Food Security in Benin

Food security programs such as agricultural training and food banks sustain the nutritional needs of communities through all seasons and any unforeseen environmental challenges.

Sixteen of Benin’s 18 epicenters have food banks with a holding capacity around 20,000 kilograms of food on average. The food bank creates a buffer against famine, and a place for crops to be stored, so they do not need to be sold immediately. Warrantage programs allow the farmers to save their crops until a better time to sell and, at the same time, use them as collateral for small loans. Twelve of the epicenters have such warrantage programs in place. The main crops grown in Benin are black-eyed peas, corn, manioc, oil palm, banana, rice, yam, peanuts, tomato, banana, pineapple, soy and sorghum and the harvest is either July and August, or October to January, depending on the epicenter.

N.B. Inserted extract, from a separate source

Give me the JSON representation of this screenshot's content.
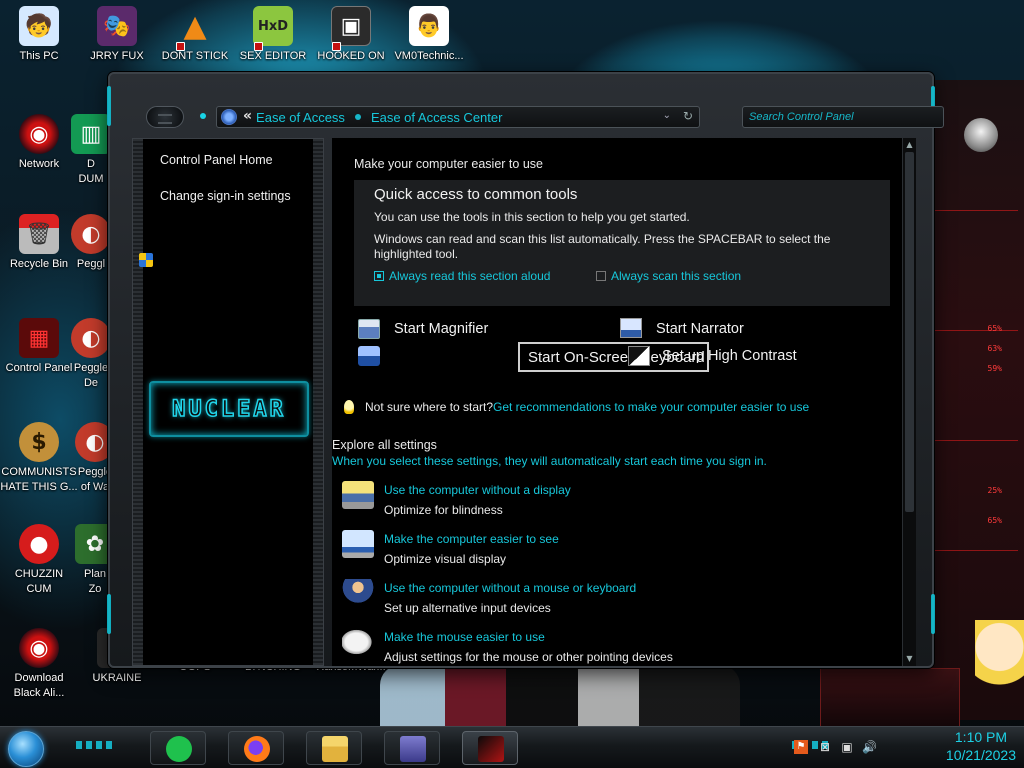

Benin also pioneered a food production competition, which provides impetus for the farmers, and results in increased stocks in the food banks. There are 37 active food security animators among the epicenters, and three of the epicenters have a food-processing unit that includes food-processing equipment, such as a corn mill, oil and manioc presses, and the equipment to produce moringa powder. This food processing equipment allows the partners to sell their crops at a higher price in the market.

Seventeen of the epicenters both distribute and subsidize fertilizer (jointly with the government in some cases). Kissamey and Kpinnou Epicenters use sprinklers to irrigate, and Dékpo uses flexible pipes.

Partners in all of the epicenters participate in animal husbandry for food and agricultural labor purposes. Sheep, goats and chicken are the most popular animals raised by epicenter partners, followed by pigs and grasscutters, and several epicenters keep bees, snails, rabbits and cows for use in various food and income generating programs.